Often it is a vicious cycle. We feel stressed, so we may drink more, and we sleep less. We are fighting it on multiple fronts at the same time and it is inter-related.
What can we do?
In order to make sustained weight loss, one must focus on lifestyle as well as food/ nutrition and working out/ gym. Keep thinking of the three legged stool – you must work on all of them at the same time in order to make progress!
Goblet Squat Instructions:
Front Lunge Instructions:
Progressive overload is constantly increasing the demands placed on the body through training in a safe healthy manner. If you have a personal trainer, they will ensure you progress at the appropriate time and in an appropriate way.
Why is it important?
Progressive overload makes your body adapt to the pressure you are putting it under to continuously make gains in muscle endurance, size and strength in a controlled deliberate manner.
You can accomplish it by increasing weight, reps, sets, changing rest period, training frequency or tempo variation.
For example, if you lifted 10Kg this time for 3 sets and 10 reps, and the next time you did 10Kg for 3 sets and 12 reps, that is progressive overload (reps increase, weight and sets stay the same)
Or you might decide to lift 12Kg next time for 3 sets and 10 reps (higher weight, sets and reps stay the same)
Initially when starting training, it is advisable to only change one variable at the time, and not multiple things.
So to continue to make progress with your workout, continue to do progressive overload in a controlled and thoughtful way! A personal trainer will help you do it in the best way.
Three area's a Personal Trainer will help you get better with:
Prioritising your time and consistency is key. There are 168 hours in a week. Prioritise at least 1% (<2 hours) per week to working out should be a critical part of your week. That could be broken down to 3 sessions of 40 minutes each. By having a personal trainer, they will hold you accountability to working out on a consistent basis.
The personal trainer will encourage you to be patient with yourself.

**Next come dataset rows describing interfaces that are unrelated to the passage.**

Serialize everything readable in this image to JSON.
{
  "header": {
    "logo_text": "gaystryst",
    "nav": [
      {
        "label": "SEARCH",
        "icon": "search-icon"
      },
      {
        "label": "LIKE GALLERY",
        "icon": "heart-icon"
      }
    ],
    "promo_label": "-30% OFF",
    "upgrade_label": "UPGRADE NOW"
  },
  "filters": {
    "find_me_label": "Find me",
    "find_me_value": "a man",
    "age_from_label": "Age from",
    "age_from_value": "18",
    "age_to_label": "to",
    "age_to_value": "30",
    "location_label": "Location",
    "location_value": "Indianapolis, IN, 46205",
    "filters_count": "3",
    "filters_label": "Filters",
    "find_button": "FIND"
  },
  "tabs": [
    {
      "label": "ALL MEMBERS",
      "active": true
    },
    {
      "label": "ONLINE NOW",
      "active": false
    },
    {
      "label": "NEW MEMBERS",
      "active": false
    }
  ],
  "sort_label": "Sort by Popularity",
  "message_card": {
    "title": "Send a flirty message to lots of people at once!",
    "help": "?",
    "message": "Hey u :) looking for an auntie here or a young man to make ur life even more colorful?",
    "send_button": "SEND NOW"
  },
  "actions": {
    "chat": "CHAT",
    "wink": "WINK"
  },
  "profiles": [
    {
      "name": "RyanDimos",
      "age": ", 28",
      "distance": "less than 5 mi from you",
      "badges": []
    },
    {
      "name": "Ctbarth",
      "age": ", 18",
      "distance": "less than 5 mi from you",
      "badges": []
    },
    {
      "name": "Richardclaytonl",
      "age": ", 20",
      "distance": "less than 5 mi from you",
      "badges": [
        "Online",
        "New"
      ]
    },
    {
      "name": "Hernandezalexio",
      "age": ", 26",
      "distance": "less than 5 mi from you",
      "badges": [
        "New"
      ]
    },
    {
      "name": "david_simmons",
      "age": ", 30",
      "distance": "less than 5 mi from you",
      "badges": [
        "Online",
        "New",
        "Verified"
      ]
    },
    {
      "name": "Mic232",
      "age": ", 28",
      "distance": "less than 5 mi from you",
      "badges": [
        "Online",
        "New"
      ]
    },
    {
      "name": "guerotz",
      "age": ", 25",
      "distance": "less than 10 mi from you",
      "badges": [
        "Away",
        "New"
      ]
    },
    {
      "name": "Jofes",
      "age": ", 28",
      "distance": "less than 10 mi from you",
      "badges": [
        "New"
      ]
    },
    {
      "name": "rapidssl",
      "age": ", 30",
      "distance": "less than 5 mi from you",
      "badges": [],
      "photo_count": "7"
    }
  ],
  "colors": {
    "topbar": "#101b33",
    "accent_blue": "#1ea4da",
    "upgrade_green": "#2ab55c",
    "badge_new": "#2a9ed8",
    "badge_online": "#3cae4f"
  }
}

Don’t expect miracles or dramatic changes overnight! There is an expression that "It takes 4 weeks for you to see your body changing, 8 weeks for your friends and family, and 12 weeks for the rest of the world to notice." Stick at it and the results will come in time.
Don't compare yourself with anyone else. With today’s social media it is too easy to think you have to look like someone else. Just compare yourself with how you were yesterday, last week, last month, last year. Are you feeling better, fitter, stronger than you did before?
By spending at least 1% of your time working out, and being patient with yourself, and being kind to yourself by only comparing yourself to how you were yesterday, you will be better than you were previously. A personal trainer will support you to do this consistently, the results will show and you will feel much better.
Dumbbell Bench Press Instructions:
Elevated push up instruction:
Bent Over Dumbbell Row Instructions:
1. Place one hand on bench with hand stacked under shoulder. Same side knee on bench with knee stacked under hip. Opposite leg out to the side for support.
2. Pick up dumbbell with neutral grip on side of outstretched leg.
3. Keep neutral spine, flat back. Have the head looking down and little forward towards the bench.
4. Begin the movement by driving the elbow behind the body while retracting the shoulder blades. Only thing moving should be the elbow. Keep the elbow in tight to the body.
5. Pull the dumbbells towards your body until the elbows are at (or just past) the ribs. Slowly lower the dumbbells back to the starting position under control.
6. Control the dumbbell throughout the movement.
7. Repeat for the desired number of repetitions.